Between the years 250 and 1150, almost two dozen Category 3 and Category 4 storms left their signatures in sediment deposits in Salt Pond on Cape Cod, Massachusetts, the researchers report in a study published online Wednesday by Earth's Future, one of the American Geophysical Union's open-access journals. Hurricane Katrina was a Category 3 storm in 2005, while 1999's Hurricane Floyd is an example of a Category 4.
Such storms would be catastrophic if they hit the northeast U.S. today, according to lead author Jeff Donnelly of the Woods Hole Oceanographic Institution. "These records suggest that the pre-historical interval was unlike what we've seen in the last few hundred years," Donnelly said in a news release.

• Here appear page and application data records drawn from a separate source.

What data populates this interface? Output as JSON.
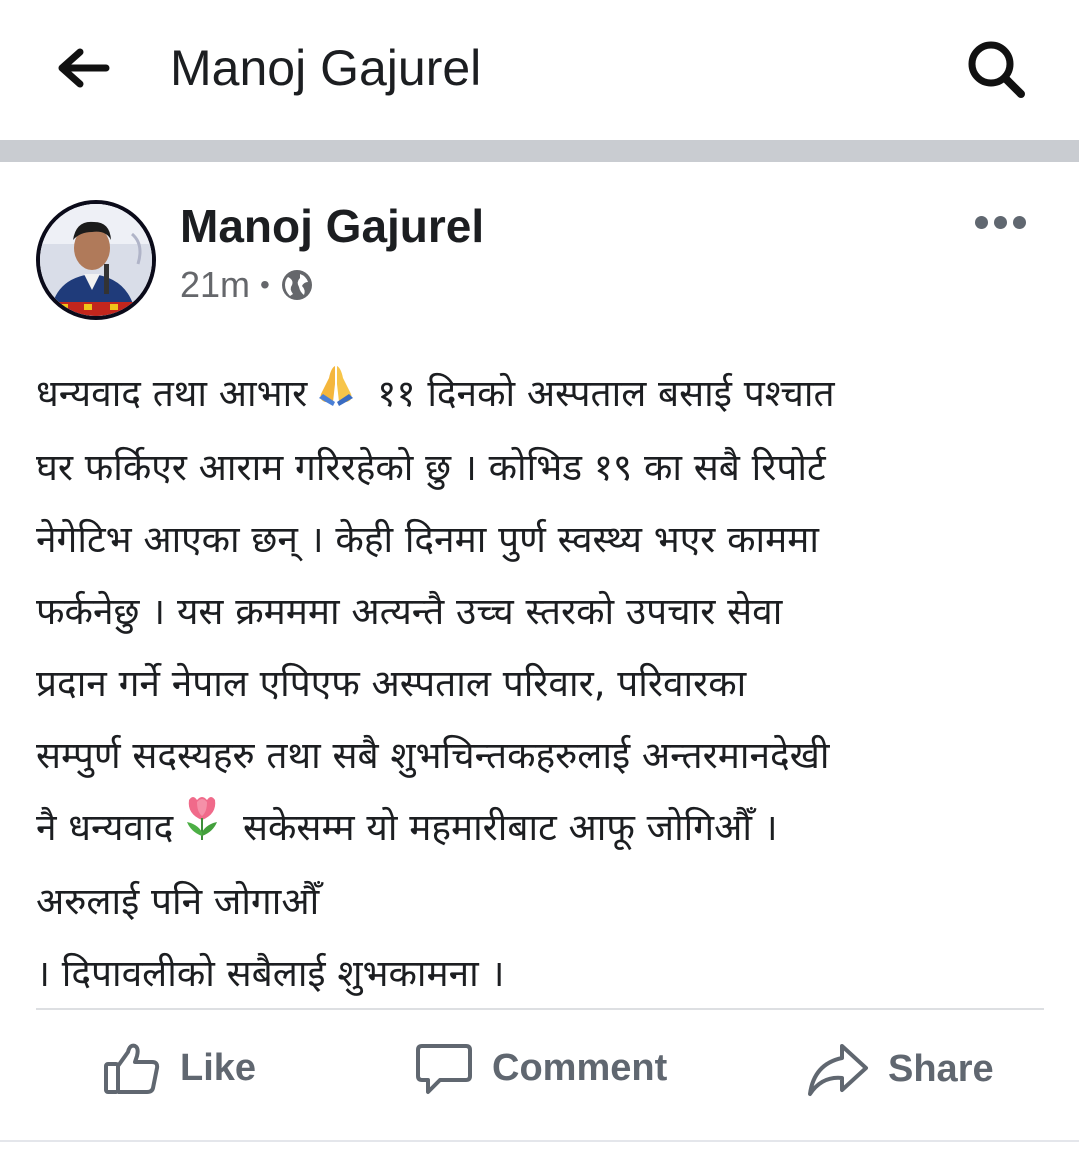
{
  "header": {
    "back_icon": "arrow-left-icon",
    "title": "Manoj Gajurel",
    "search_icon": "search-icon"
  },
  "post": {
    "author": "Manoj Gajurel",
    "time": "21m",
    "separator": "•",
    "privacy_icon": "globe-icon",
    "more_icon": "more-horizontal-icon",
    "text_lines": [
      "धन्यवाद तथा आभार",
      "११ दिनको अस्पताल बसाई पश्चात",
      "घर फर्किएर आराम गरिरहेको छु । कोभिड १९ का सबै रिपोर्ट",
      "नेगेटिभ आएका छन् । केही दिनमा पुर्ण स्वस्थ्य भएर काममा",
      "फर्कनेछु ।  यस क्रमममा अत्यन्तै उच्च स्तरको उपचार सेवा",
      "प्रदान गर्ने नेपाल एपिएफ अस्पताल परिवार, परिवारका",
      "सम्पुर्ण सदस्यहरु तथा सबै शुभचिन्तकहरुलाई अन्तरमानदेखी",
      "नै धन्यवाद",
      "सकेसम्म यो महमारीबाट आफू जोगिऔँ ।",
      "अरुलाई पनि जोगाऔँ",
      " । दिपावलीको सबैलाई शुभकामना ।"
    ],
    "emojis": [
      "folded-hands-emoji",
      "tulip-emoji"
    ]
  },
  "actions": {
    "like_label": "Like",
    "like_icon": "thumbs-up-icon",
    "comment_label": "Comment",
    "comment_icon": "comment-bubble-icon",
    "share_label": "Share",
    "share_icon": "share-arrow-icon"
  },
  "colors": {
    "text": "#1c1e21",
    "secondary": "#65676b",
    "action": "#606770",
    "divider_band": "#c9ccd1"
  }
}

Donnelly and his colleagues suggest that shifts in sea surface temperatures in the western North Atlantic contributed to the frequency of intense storms — and that warming seas could bring a return to those conditions.
"We may need to begin planning for a Category 3 hurricane landfall every decade or so rather than every 100 or 200 years," he said. "The risk may be much greater than we anticipated."
- Hurricanes Are Shifting, Putting New Areas at Risk
- Warming World Drives Hurricane-Force Winds
- Gallery: A Dirty Dozen of the World's Worst Storms
— Alan Boyle
In addition to Donnelly, the authors of "Climate Forcing of Unprecedented Intense-Hurricane Activity in the Last 2,000 Years" include Andrea Hawkes, Philip Lane (deceased), Dana MacDonald, Bryan Shuman, Michael Toomey, Peter van Hengstum and Jonathan Woodruff.